DW: Why did India refuse to sign the trade facilitation agreement?
Gary Hufbauer: Indian leaders say they need the flexibility to use domestic subsidies to stockpile huge amount of food grains to ensure "food security", and that these subsidies should be counted in the "Green Box" - meaning they are not subject to limitations agreed in the WTO. India used its veto of the trade facilitation agreement as a lever to persuade other countries to accept its position. The lever broke.
Hufbauer: "If India continues to block the TFA, that's probably the end of the WTO's role as a negotiating forum for big multilateral agreements, signed by all members"
What consequences will the failure to ratify the agreement have on world trade?
If the logjam is broken in another week or two, the consequences will not be severe. However, if the standoff endures, it means that the TFA cannot enter into force as a multilateral agreement. Instead, many countries will probably subscribe to its terms as a plurilateral agreement - meaning that that the TFA will only apply to trade between those signatories.
In itself, this is not so bad and it would be the best way forward for now, but the plurilateral agreement might have to establish its own machinery to resolve disputes and monitor implementation - a fairly big task that would take time.
Could New Delhi's stance derail the whole process of world trade liberalization?
If India continues to block the TFA, that's probably the end of the WTO's role as a negotiating forum for big multilateral agreements, signed by all members. After all, the TFA deal was agreed by every country, including India, Bolivia, Cuba and Ecuador, at Bali in December 2013. This impasse means that a deal is not really a deal. If the WTO is to continue its role as a negotiating forum, it will probably be as a house for plurilateral agreements, not multilateral agreements. That's a step down.

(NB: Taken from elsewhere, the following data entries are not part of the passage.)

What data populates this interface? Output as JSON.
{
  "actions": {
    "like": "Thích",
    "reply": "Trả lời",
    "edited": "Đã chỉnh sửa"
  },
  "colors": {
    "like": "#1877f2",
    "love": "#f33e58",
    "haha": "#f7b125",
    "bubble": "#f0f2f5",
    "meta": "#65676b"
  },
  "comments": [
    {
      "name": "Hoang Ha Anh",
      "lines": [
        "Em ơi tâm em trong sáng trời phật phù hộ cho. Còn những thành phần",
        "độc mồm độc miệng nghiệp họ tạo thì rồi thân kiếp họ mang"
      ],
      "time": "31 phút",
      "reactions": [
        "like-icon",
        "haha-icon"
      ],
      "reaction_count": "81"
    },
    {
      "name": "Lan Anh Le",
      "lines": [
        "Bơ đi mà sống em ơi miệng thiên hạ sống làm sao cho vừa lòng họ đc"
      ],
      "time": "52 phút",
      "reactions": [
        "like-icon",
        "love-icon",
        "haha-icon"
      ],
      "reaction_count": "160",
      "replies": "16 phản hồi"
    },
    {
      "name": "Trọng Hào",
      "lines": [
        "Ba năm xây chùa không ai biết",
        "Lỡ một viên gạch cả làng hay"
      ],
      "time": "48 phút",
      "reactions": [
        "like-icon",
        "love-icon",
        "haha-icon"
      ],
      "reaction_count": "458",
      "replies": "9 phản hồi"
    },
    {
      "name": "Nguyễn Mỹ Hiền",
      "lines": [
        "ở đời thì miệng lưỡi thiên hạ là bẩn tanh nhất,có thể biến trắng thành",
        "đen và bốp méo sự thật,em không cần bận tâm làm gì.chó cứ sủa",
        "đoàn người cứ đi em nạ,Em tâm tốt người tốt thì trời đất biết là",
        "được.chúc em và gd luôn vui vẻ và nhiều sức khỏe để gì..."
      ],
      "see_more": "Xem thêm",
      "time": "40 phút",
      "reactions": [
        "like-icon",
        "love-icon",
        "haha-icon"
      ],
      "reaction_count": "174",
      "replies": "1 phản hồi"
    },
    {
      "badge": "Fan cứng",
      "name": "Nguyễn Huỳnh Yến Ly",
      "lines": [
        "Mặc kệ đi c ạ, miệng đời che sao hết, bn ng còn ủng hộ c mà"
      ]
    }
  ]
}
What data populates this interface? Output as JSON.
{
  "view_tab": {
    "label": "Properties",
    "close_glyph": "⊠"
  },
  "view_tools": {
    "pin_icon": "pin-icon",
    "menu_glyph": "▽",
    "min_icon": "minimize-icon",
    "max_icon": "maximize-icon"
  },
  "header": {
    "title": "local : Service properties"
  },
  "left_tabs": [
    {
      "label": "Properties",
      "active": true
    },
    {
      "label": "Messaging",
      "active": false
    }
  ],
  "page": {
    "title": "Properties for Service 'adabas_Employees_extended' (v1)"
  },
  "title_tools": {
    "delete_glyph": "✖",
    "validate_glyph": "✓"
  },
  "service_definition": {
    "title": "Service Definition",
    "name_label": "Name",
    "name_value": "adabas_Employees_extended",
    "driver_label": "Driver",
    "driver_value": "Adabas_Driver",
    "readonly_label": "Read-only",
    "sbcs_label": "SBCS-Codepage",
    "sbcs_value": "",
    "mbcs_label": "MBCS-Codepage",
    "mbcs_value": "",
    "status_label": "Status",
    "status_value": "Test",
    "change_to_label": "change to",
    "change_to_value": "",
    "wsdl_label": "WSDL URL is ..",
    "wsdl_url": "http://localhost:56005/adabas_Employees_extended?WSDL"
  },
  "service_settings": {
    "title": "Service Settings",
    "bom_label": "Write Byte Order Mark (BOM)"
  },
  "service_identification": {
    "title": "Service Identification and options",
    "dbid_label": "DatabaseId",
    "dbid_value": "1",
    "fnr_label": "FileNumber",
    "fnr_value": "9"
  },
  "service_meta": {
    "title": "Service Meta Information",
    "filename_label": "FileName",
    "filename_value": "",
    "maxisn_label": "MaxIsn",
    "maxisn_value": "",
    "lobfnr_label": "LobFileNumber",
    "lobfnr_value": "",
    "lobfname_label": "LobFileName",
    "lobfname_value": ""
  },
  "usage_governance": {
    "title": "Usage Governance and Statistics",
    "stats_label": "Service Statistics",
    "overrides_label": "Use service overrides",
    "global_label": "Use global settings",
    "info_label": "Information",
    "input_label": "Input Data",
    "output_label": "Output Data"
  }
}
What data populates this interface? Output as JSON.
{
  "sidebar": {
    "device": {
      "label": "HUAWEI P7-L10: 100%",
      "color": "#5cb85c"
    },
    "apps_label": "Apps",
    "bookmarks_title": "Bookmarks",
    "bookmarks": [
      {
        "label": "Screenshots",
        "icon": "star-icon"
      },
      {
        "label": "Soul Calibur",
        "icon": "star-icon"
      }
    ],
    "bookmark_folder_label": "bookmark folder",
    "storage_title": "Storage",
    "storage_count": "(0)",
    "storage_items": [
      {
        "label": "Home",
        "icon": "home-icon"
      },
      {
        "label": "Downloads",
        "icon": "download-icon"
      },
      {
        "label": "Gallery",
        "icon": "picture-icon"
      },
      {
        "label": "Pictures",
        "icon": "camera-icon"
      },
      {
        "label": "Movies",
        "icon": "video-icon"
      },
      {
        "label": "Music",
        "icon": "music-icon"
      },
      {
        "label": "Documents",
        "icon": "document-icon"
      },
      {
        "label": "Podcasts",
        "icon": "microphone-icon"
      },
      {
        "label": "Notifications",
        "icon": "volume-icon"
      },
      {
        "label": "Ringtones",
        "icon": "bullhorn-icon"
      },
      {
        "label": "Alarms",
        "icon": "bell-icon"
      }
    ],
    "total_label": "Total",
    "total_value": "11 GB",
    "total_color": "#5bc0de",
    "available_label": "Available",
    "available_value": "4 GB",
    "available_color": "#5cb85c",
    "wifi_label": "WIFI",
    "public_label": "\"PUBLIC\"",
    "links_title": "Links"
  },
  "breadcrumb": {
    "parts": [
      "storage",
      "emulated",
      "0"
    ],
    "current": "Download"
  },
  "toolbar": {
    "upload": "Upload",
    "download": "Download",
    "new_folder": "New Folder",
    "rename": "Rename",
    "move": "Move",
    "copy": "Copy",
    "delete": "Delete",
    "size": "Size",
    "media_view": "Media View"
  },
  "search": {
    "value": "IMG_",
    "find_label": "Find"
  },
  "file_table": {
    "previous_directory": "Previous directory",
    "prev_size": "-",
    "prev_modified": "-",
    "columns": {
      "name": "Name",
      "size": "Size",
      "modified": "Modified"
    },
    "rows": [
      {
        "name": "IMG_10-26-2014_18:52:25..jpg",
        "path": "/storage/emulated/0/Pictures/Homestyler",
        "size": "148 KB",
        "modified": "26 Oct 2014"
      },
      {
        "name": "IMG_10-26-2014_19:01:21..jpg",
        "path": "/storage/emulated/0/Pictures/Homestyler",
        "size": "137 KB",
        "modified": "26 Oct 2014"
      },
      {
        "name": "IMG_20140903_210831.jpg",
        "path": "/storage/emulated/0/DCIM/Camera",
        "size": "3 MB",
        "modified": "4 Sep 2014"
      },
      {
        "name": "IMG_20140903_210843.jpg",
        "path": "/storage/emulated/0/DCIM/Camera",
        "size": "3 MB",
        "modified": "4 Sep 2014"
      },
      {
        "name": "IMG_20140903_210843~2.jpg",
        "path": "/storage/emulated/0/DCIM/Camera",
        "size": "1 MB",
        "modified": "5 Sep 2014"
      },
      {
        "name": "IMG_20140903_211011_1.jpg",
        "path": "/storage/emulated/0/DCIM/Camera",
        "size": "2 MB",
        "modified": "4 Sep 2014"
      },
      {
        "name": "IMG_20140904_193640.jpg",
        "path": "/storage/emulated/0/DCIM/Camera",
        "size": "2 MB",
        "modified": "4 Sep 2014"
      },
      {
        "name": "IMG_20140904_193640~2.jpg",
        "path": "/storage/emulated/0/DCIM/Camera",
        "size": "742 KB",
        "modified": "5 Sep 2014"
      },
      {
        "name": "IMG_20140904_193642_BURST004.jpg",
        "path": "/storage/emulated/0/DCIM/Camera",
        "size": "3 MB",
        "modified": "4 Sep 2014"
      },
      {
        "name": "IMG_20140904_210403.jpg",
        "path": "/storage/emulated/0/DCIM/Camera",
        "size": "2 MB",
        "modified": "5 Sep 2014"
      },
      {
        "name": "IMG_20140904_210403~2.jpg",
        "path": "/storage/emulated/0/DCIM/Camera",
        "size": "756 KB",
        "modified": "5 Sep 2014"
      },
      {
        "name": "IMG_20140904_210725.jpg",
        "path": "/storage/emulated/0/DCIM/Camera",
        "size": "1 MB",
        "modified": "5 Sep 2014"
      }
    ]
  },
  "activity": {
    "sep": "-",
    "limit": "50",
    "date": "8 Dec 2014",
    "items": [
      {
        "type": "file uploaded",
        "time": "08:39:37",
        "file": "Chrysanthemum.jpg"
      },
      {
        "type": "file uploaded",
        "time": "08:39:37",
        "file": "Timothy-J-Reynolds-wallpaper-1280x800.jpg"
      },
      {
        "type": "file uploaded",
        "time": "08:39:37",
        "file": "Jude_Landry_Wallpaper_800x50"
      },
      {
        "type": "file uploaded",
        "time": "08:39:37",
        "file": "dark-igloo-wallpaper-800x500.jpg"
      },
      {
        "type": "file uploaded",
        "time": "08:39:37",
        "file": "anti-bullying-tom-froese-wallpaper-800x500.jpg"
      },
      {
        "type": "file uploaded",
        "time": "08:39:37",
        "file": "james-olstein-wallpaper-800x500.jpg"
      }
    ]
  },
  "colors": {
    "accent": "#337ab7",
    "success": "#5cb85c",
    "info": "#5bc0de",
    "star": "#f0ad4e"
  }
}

How will the Indian government's position affect its relationship with other countries which had set high hopes on this deal?
Foreign observers, myself included, had expected that the new Modi government in New Delhi would embrace a much more engaged approach to international trade and investment agreements, but this is evidently not the case. For the near future, India will not be regarded as a serious partner for the regional trade agreements, namely the Regional Comprehensive Economic Partnership (RCEP) and the Trans Pacific Partnership (TPP).
How big a blow is this for the organization?
It's a major blow for the WTO as negotiating forum, and for Director General Azevedo personally. However, the WTO still has important roles as a dispute settlement body, and as a collector and disseminator of trade information.
What can be done to overcome the current deadlock and revive the failed deal?
India's refusal to ratify the deal is a major blow for the WTO as negotiating forum, and for Director General Azevedo - seen here - personally, says Hufbauer
If India would agree to "half a loaf," the deadlock might be resolved. For example, other countries could agree that the "peace clause" - before cases can brought in the WTO - will last for 5 years, not 3. India could agree to lower its very high "bound tariffs" on agricultural imports, thereby giving more security of access to foreign exporters.
It is important to note that India's "applied tariffs" on most agricultural goods are low, but they could be raised at any time by the India government up to the "bound" ceiling. And India could agree on a cap and prior notification of any exports of food grains from its stockpiles.
Economist Gary Hufbauer is an international trade expert at the Washington-based Peterson Institute for International Economics.